Texas A&M AgriLife Extension Service agents, and volunteers are assessing the damage caused by multiple tornadoes in East Texas near Canton April 29.
AgriLife Extension mobilized emergency responses to affected areas in Henderson, Smith, Van Zandt, Rains and Wood counties following multiple confirmed tornadoes, high winds and flooding.
Van Zandt County, especially the Canton area, was hardest hit by the storm system, according to media reports. There were four confirmed deaths and dozens of people injured during the storm.
Tommy Phillips, AgriLife Extension agent, Van Zandt County, said the area is recovering from four tornadoes confirmed by the National Weather Service.
Preliminary reports by the weather service indicate two EF 3 tornadoes, with winds between 136-165 mph, and two EF 0 tornadoes, with winds 65-85 mph, caused widespread damage in those counties. One EF 3 tornado’s path was 51 miles long.
Phillips said efforts April 30 revolved around searching for and rescuing residents and clearing debris from roadways. On May 1, he said there were intermittent reports about agricultural damages, such as crop and livestock losses, but those losses were not a top concern for people in the area.
There was widespread damage to homes and outbuildings, including several barns, he said.
“There were livestock losses, but we haven’t heard of any mass losses, just one to three per producer, but that could change as people really start looking over their properties,” he said. “We’ve only started to assess the damage at this point.”
Stephen Gowin, AgriLife Extension agent, Rains County, said producers near Emory were reporting losses and damages, but there is a “neighbor helping neighbor” mentality among residents. Several barns were destroyed in the area, and one producer lost several acres of production greenhouses.
“It’s pretty devastating, but I think everyone is OK in our area,” he said. “There are trees down everywhere, and some producers dealing with lost or misplaced cattle but that’s in a concentrated area and those producers have spoken with each other. Everyone is helping where they can, whether it’s mending a fence or clearing trees or gathering supplies.”
The Emory Livestock Auction on Texas Highway 19 offered to hold any stray cattle for owners with damaged fences.

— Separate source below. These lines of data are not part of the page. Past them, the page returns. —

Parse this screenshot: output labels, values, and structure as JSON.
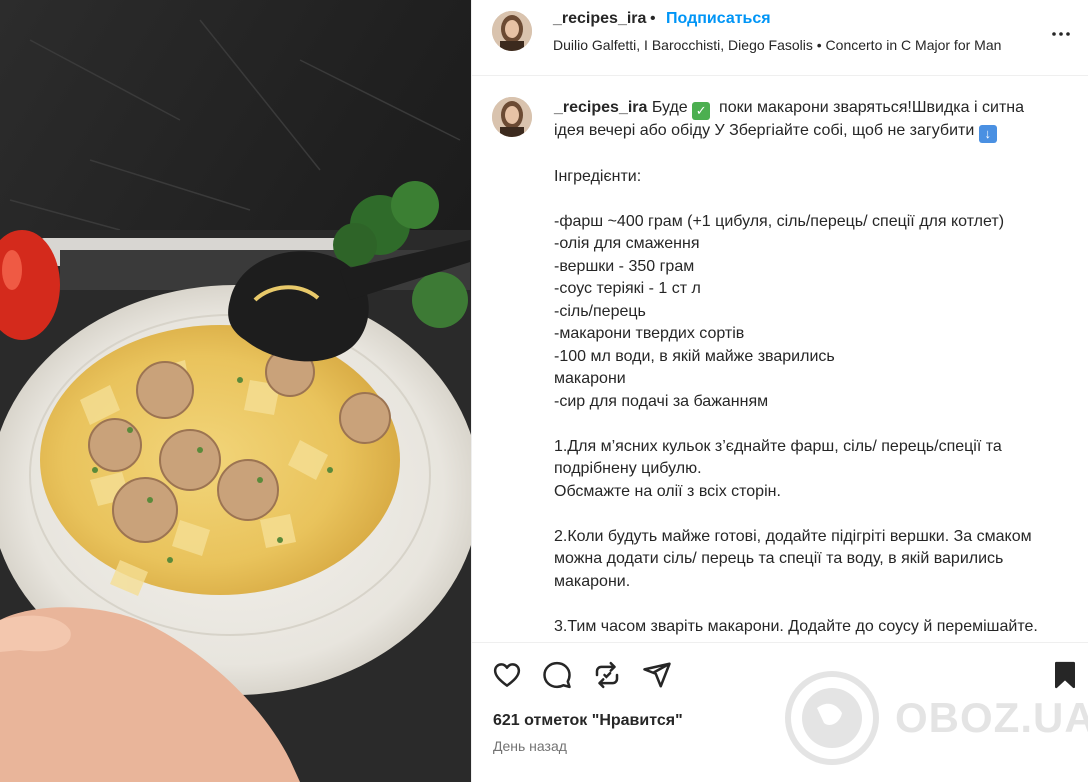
{
  "post": {
    "username": "_recipes_ira",
    "separator": "•",
    "follow_label": "Подписаться",
    "music": "Duilio Galfetti, I Barocchisti, Diego Fasolis • Concerto in C Major for Man",
    "more_icon": "more-horizontal-icon"
  },
  "caption": {
    "username": "_recipes_ira",
    "text_1": " Буде ",
    "text_2": "  поки макарони зваряться!Швидка і ситна ідея вечері або обіду У Збергіайте собі, щоб не загубити ",
    "body": "\n\nІнгредієнти:\n\n-фарш ~400 грам (+1 цибуля, сіль/перець/ спеції для котлет)\n-олія для смаження\n-вершки - 350 грам\n-соус теріякі - 1 ст л\n-сіль/перець\n-макарони твердих сортів\n-100 мл води, в якій майже зварились\nмакарони\n-сир для подачі за бажанням\n\n1.Для м’ясних кульок з’єднайте фарш, сіль/ перець/спеції та подрібнену цибулю.\nОбсмажте на олії з всіх сторін.\n\n2.Коли будуть майже готові, додайте підігріті вершки. За смаком можна додати сіль/ перець та спеції та воду, в якій варились\nмакарони.\n\n3.Тим часом зваріть макарони. Додайте до соусу й перемішайте."
  },
  "actions": {
    "like_icon": "heart-icon",
    "comment_icon": "comment-icon",
    "share_icon": "repost-icon",
    "send_icon": "send-icon",
    "save_icon": "bookmark-icon"
  },
  "likes_text": "621 отметок \"Нравится\"",
  "time_text": "День назад",
  "watermark": "OBOZ.UA",
  "colors": {
    "follow": "#0095f6",
    "text": "#262626",
    "muted": "#737373",
    "border": "#efefef"
  }
}
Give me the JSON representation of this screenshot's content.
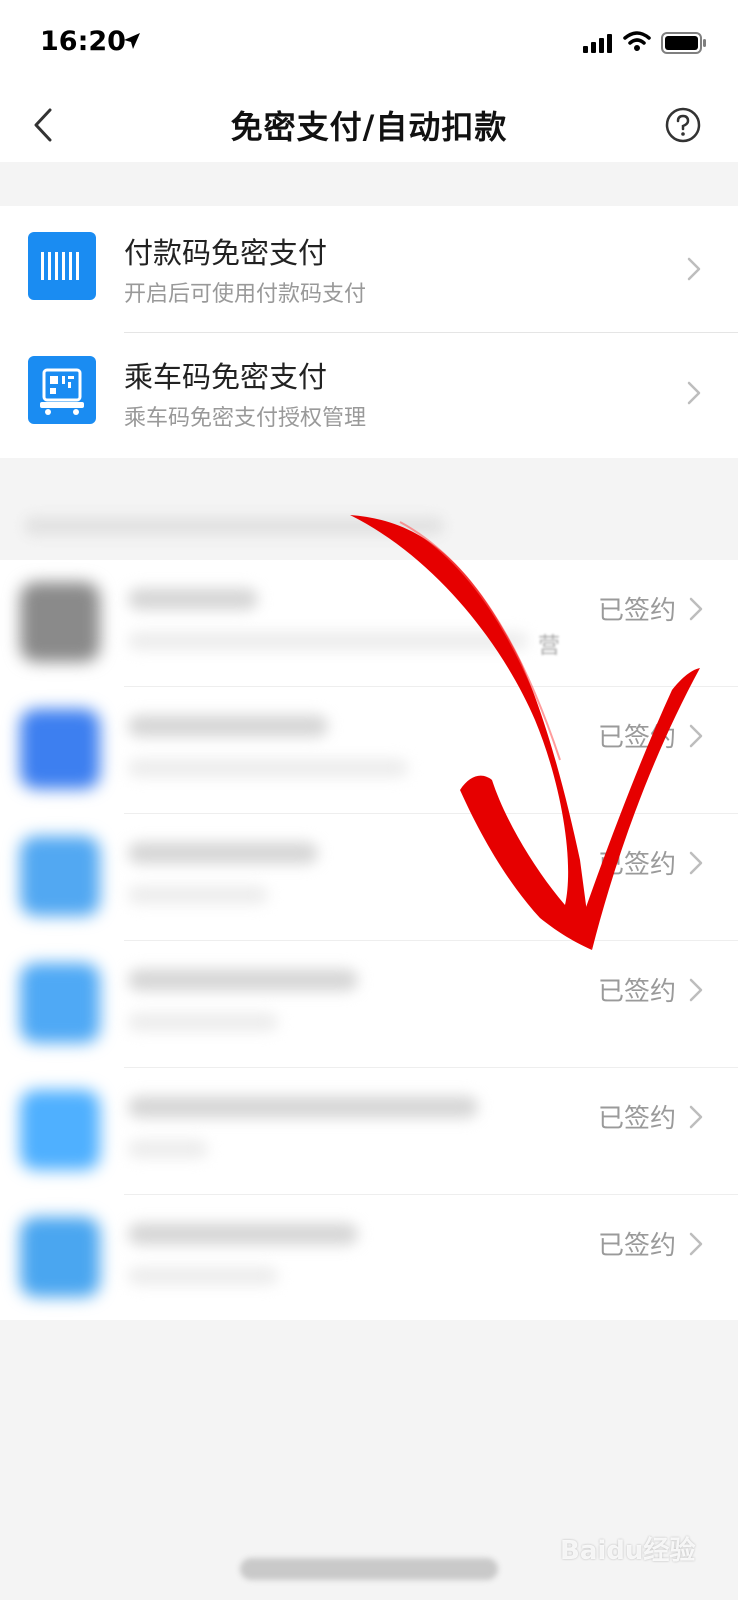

Both Gowin and Phillips said fencing materials would be an initial need for producers in the affected areas. The Texas A&M Vet Emergency Team was onsite assessing and caring for companion animals and livestock.
A recovery center was set up at the Canton Fairgrounds, 24742 Texas Highway 64 in Canton. The center is processing volunteers and accepting monetary donations, supplies such as toothpaste, soap, detergent, cleaning supplies, food and volunteers.
A fund to help residents was set up at the First State Bank of Ben Wheeler.
Richard Baetz, Texas Commission on Environmental Quality investigator for concentrated animal feeding operations, Tyler, said there were unconfirmed reports of mass cattle losses by dairy farmers and beef cattle operations but reminded residents to follow state guidelines when disposing of carcasses.
“We ask that people be mindful to not bury animals near surface water or wells and in areas where the water table is shallow,” he said. “There are directions on disposal whether it is burying or burning and considerations for special circumstances, which this would apply.”
The complete rules can be found here. Contact the nearest TCEQ regional office for any additional questions.
Residents who lost cattle, fences or buildings should document losses and contact the U.S. Department of Agriculture’s Natural Resources Conservation Service and Farm Service Agency for possible emergency relief funds.
Larry Pierce, AgriLife Extension regional program leader, Overton, said AgriLife Extension agents are available to answer questions and direct producers to resources, including:
- Emergency Conservation Program, a cost-share program that will help restore fences and some structures damage.
- Livestock Indemnity Program, which basically pays for losses of livestock, will take time also. Ranchers are advised to keep good accurate records and have a third party witness any death loss.
“We’ve got AgriLife Extension agents on the ground in those areas,” he said. “They are there to educate people about the various resources available and to assist residents in the recovery efforts.”